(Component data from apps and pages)
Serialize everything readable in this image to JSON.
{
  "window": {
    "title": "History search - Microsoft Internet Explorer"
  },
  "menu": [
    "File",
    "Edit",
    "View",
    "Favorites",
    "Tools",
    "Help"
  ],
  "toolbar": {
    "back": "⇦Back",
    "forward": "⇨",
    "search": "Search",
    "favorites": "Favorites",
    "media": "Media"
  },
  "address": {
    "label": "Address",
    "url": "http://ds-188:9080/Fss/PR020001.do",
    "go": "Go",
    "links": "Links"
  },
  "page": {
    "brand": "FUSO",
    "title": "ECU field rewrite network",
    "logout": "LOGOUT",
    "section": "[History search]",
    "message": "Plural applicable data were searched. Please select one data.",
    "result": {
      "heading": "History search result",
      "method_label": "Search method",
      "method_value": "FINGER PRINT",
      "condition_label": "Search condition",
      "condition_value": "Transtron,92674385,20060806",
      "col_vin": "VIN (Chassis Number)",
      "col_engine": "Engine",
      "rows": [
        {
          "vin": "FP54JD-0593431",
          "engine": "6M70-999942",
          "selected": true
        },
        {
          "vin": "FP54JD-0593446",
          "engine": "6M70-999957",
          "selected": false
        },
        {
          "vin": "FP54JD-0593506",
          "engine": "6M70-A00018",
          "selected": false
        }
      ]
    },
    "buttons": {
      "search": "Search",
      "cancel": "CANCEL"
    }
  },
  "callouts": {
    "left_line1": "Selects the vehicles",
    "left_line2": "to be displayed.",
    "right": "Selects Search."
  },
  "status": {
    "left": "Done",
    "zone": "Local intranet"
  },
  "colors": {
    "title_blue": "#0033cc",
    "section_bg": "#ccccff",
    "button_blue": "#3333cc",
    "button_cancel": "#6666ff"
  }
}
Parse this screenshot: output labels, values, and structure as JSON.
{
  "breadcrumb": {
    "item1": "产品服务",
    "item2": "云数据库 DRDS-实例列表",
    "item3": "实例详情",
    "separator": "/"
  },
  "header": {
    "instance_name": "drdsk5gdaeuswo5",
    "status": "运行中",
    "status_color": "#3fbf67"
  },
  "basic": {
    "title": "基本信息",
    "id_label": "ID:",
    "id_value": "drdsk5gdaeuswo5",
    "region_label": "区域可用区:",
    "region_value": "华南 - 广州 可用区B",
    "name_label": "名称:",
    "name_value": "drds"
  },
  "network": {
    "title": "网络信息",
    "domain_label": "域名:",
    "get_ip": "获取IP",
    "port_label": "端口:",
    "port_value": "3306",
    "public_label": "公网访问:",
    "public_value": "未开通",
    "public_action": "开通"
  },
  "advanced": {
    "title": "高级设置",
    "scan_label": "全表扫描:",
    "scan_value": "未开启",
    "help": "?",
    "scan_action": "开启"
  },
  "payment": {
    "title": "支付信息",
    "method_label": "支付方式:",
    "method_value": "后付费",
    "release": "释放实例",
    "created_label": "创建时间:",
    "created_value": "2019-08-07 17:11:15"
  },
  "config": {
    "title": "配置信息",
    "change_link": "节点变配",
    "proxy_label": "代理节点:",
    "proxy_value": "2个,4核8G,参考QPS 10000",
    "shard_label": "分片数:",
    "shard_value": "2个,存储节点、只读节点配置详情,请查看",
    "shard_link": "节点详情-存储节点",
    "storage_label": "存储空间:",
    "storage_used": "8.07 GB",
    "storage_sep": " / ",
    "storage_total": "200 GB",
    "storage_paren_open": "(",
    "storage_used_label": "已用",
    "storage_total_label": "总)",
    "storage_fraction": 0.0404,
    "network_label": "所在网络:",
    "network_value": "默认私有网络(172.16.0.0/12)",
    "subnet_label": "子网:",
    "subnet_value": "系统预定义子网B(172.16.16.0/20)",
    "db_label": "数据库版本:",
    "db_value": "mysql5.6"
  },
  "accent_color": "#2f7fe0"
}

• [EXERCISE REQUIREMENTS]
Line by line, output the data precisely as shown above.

• [OUTPUT OF THE TASK]
Serialize everything readable in this image to JSON.
{
  "window": {
    "title": "History search - Microsoft Internet Explorer"
  },
  "menu": [
    "File",
    "Edit",
    "View",
    "Favorites",
    "Tools",
    "Help"
  ],
  "toolbar": {
    "back": "⇦Back",
    "forward": "⇨",
    "search": "Search",
    "favorites": "Favorites",
    "media": "Media"
  },
  "address": {
    "label": "Address",
    "url": "http://ds-188:9080/Fss/PR020001.do",
    "go": "Go",
    "links": "Links"
  },
  "page": {
    "brand": "FUSO",
    "title": "ECU field rewrite network",
    "logout": "LOGOUT",
    "section": "[History search]",
    "message": "Plural applicable data were searched. Please select one data.",
    "result": {
      "heading": "History search result",
      "method_label": "Search method",
      "method_value": "FINGER PRINT",
      "condition_label": "Search condition",
      "condition_value": "Transtron,92674385,20060806",
      "col_vin": "VIN (Chassis Number)",
      "col_engine": "Engine",
      "rows": [
        {
          "vin": "FP54JD-0593431",
          "engine": "6M70-999942",
          "selected": true
        },
        {
          "vin": "FP54JD-0593446",
          "engine": "6M70-999957",
          "selected": false
        },
        {
          "vin": "FP54JD-0593506",
          "engine": "6M70-A00018",
          "selected": false
        }
      ]
    },
    "buttons": {
      "search": "Search",
      "cancel": "CANCEL"
    }
  },
  "callouts": {
    "left_line1": "Selects the vehicles",
    "left_line2": "to be displayed.",
    "right": "Selects Search."
  },
  "status": {
    "left": "Done",
    "zone": "Local intranet"
  },
  "colors": {
    "title_blue": "#0033cc",
    "section_bg": "#ccccff",
    "button_blue": "#3333cc",
    "button_cancel": "#6666ff"
  }
}
Parse this screenshot: output labels, values, and structure as JSON.
{
  "breadcrumb": {
    "item1": "产品服务",
    "item2": "云数据库 DRDS-实例列表",
    "item3": "实例详情",
    "separator": "/"
  },
  "header": {
    "instance_name": "drdsk5gdaeuswo5",
    "status": "运行中",
    "status_color": "#3fbf67"
  },
  "basic": {
    "title": "基本信息",
    "id_label": "ID:",
    "id_value": "drdsk5gdaeuswo5",
    "region_label": "区域可用区:",
    "region_value": "华南 - 广州 可用区B",
    "name_label": "名称:",
    "name_value": "drds"
  },
  "network": {
    "title": "网络信息",
    "domain_label": "域名:",
    "get_ip": "获取IP",
    "port_label": "端口:",
    "port_value": "3306",
    "public_label": "公网访问:",
    "public_value": "未开通",
    "public_action": "开通"
  },
  "advanced": {
    "title": "高级设置",
    "scan_label": "全表扫描:",
    "scan_value": "未开启",
    "help": "?",
    "scan_action": "开启"
  },
  "payment": {
    "title": "支付信息",
    "method_label": "支付方式:",
    "method_value": "后付费",
    "release": "释放实例",
    "created_label": "创建时间:",
    "created_value": "2019-08-07 17:11:15"
  },
  "config": {
    "title": "配置信息",
    "change_link": "节点变配",
    "proxy_label": "代理节点:",
    "proxy_value": "2个,4核8G,参考QPS 10000",
    "shard_label": "分片数:",
    "shard_value": "2个,存储节点、只读节点配置详情,请查看",
    "shard_link": "节点详情-存储节点",
    "storage_label": "存储空间:",
    "storage_used": "8.07 GB",
    "storage_sep": " / ",
    "storage_total": "200 GB",
    "storage_paren_open": "(",
    "storage_used_label": "已用",
    "storage_total_label": "总)",
    "storage_fraction": 0.0404,
    "network_label": "所在网络:",
    "network_value": "默认私有网络(172.16.0.0/12)",
    "subnet_label": "子网:",
    "subnet_value": "系统预定义子网B(172.16.16.0/20)",
    "db_label": "数据库版本:",
    "db_value": "mysql5.6"
  },
  "accent_color": "#2f7fe0"
}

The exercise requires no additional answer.